In two days Donald J. Trump will take the oath of office as the 45th President of the United States. Unless you’re on a total news blackout, you know that this inauguration is being met with protests, demonstrations, and out right defiance in many quarters.
Mr. Trump is entering the Presidency with the lowest approval rating of any President in modern history. At least, that’s what the polls state . To say that his election has been unprecedented and controversial is an understatement.
Throughout the campaign and now even following it, there continues to be an extreme amount of vitriolic language privately, publicly and on social media. It seems that Christians have been more divided in their opinions regarding this election than in any time I can remember.
But on Friday at noon, Mr. Trump will be sworn in as President. Now what?
Maybe more than ever, we need to exercise Paul’s admonition given in 1 Timothy 2:1-2.
“Therefore I exhort first of all that supplications, prayers, intercessions, and giving of thanks be made for all men, for kings and all who are in authority, that we may lead a quiet and peaceable life in all godliness and reverence.”
We often preach about the power of prayer. We read the passage. We talk about it. We suggest it. But, in reality, are we actually practicing it?
There are at least seven Greek nouns for the word prayer. Four of them are found in this passage.
Prayer. This is the most common term for this activity. It is an entreaty addressed to God. It involves communication with God.
Supplication. This word indicates a more intense type of prayer. It is seeking. Asking. Begging. This is much more than just “saying our prayers,” it is pouring out our heart to God.
Intercession. This word can be translated “petition.” It is often used to specify prayer offered on behalf of another person. Intercessory prayer is common among the Old Testament patriarchs and is often employed by Paul as prayed for his fellow laborers and local churches.
Thanksgiving. This is simply an acknowledgement to God for the blessings He has already supplied.
In this text, such prayers are to be offered on behalf of “all men.” Everyone. Family. Friends. And brethren. But, specifically mentioned is for “kings and all who are in authority.” In our country this would include all elected officials. Local. State. And federal. Our Governors. Our Representatives. Our Senators. Our Vice-President. And our President.
One commentator opined, “there is nothing which so tends to allay irritation, to excite compassion, to restrain envy and revenge, to calm the turbulent passions of every kind, as (fervent) prayer.”
Imagine praying for our President instead of picking apart his policies or reacting negatively to his prickly personality or being aggravated over his controversial tweets.
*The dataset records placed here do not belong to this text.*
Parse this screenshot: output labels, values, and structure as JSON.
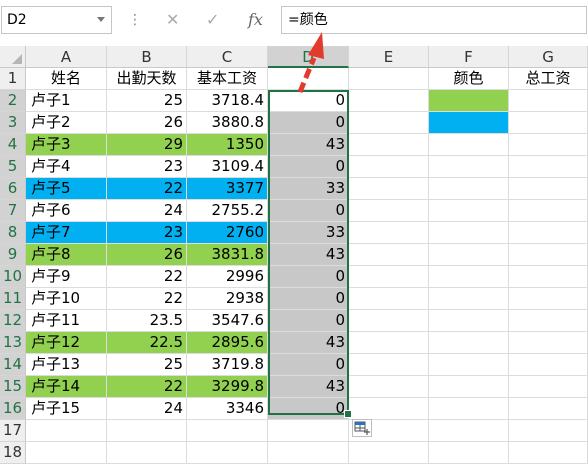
{
  "formula_bar": {
    "name_box": "D2",
    "separator": "⋮",
    "cancel_icon": "✕",
    "enter_icon": "✓",
    "fx_label": "fx",
    "formula": "=颜色"
  },
  "columns": [
    "A",
    "B",
    "C",
    "D",
    "E",
    "F",
    "G"
  ],
  "rows": [
    "1",
    "2",
    "3",
    "4",
    "5",
    "6",
    "7",
    "8",
    "9",
    "10",
    "11",
    "12",
    "13",
    "14",
    "15",
    "16",
    "17",
    "18"
  ],
  "headers": {
    "a1": "姓名",
    "b1": "出勤天数",
    "c1": "基本工资",
    "f1": "颜色",
    "g1": "总工资"
  },
  "records": [
    {
      "name": "卢子1",
      "days": "25",
      "salary": "3718.4",
      "color_code": "0",
      "fill": "none"
    },
    {
      "name": "卢子2",
      "days": "26",
      "salary": "3880.8",
      "color_code": "0",
      "fill": "none"
    },
    {
      "name": "卢子3",
      "days": "29",
      "salary": "1350",
      "color_code": "43",
      "fill": "green"
    },
    {
      "name": "卢子4",
      "days": "23",
      "salary": "3109.4",
      "color_code": "0",
      "fill": "none"
    },
    {
      "name": "卢子5",
      "days": "22",
      "salary": "3377",
      "color_code": "33",
      "fill": "blue"
    },
    {
      "name": "卢子6",
      "days": "24",
      "salary": "2755.2",
      "color_code": "0",
      "fill": "none"
    },
    {
      "name": "卢子7",
      "days": "23",
      "salary": "2760",
      "color_code": "33",
      "fill": "blue"
    },
    {
      "name": "卢子8",
      "days": "26",
      "salary": "3831.8",
      "color_code": "43",
      "fill": "green"
    },
    {
      "name": "卢子9",
      "days": "22",
      "salary": "2996",
      "color_code": "0",
      "fill": "none"
    },
    {
      "name": "卢子10",
      "days": "22",
      "salary": "2938",
      "color_code": "0",
      "fill": "none"
    },
    {
      "name": "卢子11",
      "days": "23.5",
      "salary": "3547.6",
      "color_code": "0",
      "fill": "none"
    },
    {
      "name": "卢子12",
      "days": "22.5",
      "salary": "2895.6",
      "color_code": "43",
      "fill": "green"
    },
    {
      "name": "卢子13",
      "days": "25",
      "salary": "3719.8",
      "color_code": "0",
      "fill": "none"
    },
    {
      "name": "卢子14",
      "days": "22",
      "salary": "3299.8",
      "color_code": "43",
      "fill": "green"
    },
    {
      "name": "卢子15",
      "days": "24",
      "salary": "3346",
      "color_code": "0",
      "fill": "none"
    }
  ],
  "legend_fills": [
    "green",
    "blue"
  ],
  "colors": {
    "green": "#92d050",
    "blue": "#00b0f0",
    "selection": "#217346",
    "arrow": "#e23b2e"
  },
  "icons": {
    "name_box_dropdown": "chevron-down-icon",
    "cancel": "close-icon",
    "enter": "check-icon",
    "fx": "function-icon",
    "quick_analysis": "quick-analysis-icon",
    "annotation": "red-dashed-arrow"
  }
}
Imagine offering supplication for Congress instead of finding fault with every piece of legislation and unpopular positions they espouse.
Imagine interceding in prayer for all elected officials instead of castigating them on facebook.
Imagine giving thanks for the privileges and blessings we enjoy in our country instead of complaining about the economy or other social ills to all who will hear.
Imagine God’s people united in prayer for “those in authority” instead of being divided by partisan politics.
Prayer, Supplication, Intercession and Thanksgiving provide power and peace for living a purposeful life according to God’s plan. Prayer evicts selfishness. Eliminates envy. Eradicates worry. Expels contention. And defeats the devil. John Newton said, “The devil trembles when he sees the weakest saint on his knees.”
On the brink of a new administration, and a culture that may concern Christians with its carnal tendencies, let’s pray. More than ever.
Someone has said, “We keep asking God to bless America. He already has. Now it’s our turn.”
–Ken Weliever, The Preacherman